While writing this blog I am watching the Giro d’Italia. While everything goes forward, every couple of seconds things go sideways: bidons. Below you see a picture of Tom Boonen getting rid of his drinking bottle (ok, not in the Giro….)
It makes sense that these guys do this with their bottles while racing, but recreational bikers do the same. What happens with these bottles? Here you see one that I found while letting my dog out.
A couple of cars must have been driving over it. Where is the cap? Ah, there is one in Meers,
Where is the rest of this bottle? My guess is that it is crushed in tiny fragments and washed away with the rain.
Here we may find a fragment of it…
But I think it is more realistic to look for its fragments right here!
You can picture the way these pieces have travelled:
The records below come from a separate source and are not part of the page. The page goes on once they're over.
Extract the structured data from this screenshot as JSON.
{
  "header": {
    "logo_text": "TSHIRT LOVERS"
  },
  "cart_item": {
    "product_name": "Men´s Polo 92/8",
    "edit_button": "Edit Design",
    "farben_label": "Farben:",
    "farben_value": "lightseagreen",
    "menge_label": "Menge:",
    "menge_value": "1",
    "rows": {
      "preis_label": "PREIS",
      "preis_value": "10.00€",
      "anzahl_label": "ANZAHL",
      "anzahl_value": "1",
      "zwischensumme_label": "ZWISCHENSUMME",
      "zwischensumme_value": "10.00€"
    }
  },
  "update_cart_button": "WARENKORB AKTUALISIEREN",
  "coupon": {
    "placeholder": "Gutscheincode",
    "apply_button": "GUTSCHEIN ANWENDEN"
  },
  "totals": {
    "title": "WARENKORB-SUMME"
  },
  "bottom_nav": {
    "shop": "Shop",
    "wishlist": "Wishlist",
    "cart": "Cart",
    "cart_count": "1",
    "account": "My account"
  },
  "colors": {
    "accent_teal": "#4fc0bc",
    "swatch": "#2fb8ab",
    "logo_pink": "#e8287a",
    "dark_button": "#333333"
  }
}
Thrown away on a curbside or road, get crushed by cars, separating bottle from cap. Fragmented to a size that makes it easy for transportation by rain. Transported further by sewer systems, passing through purification plants, get transported by smaller creeks towards the Meuse. Get deposited for a while on the bank, but transported further after a high water period until flowing into the sea. Adding some more grammes to the plastic soup.
I follow a plastic bag already for a couple of months. This is how he looked while I first met him on January 1st 2012, being entangled in barbed wire.
A couple of months later this is how he looked:
Slowly disintegrating and showing the characteristic wrinkling of a weathered plastic film:
And where are the blown off pieces? Maybe here…
There is a general idea that plastics in the oceans get ever smaller through the impact of UV-light and wave-action. But I think the fragmentation is already far on it’s way when litter is still in a river.
So whenever we want to stop plastics flowing into the seas, we better be aware that we have to stop these little particles being transported. But that we can solve on land and we do not have to fish them out of the sea!
Maybe that is some good news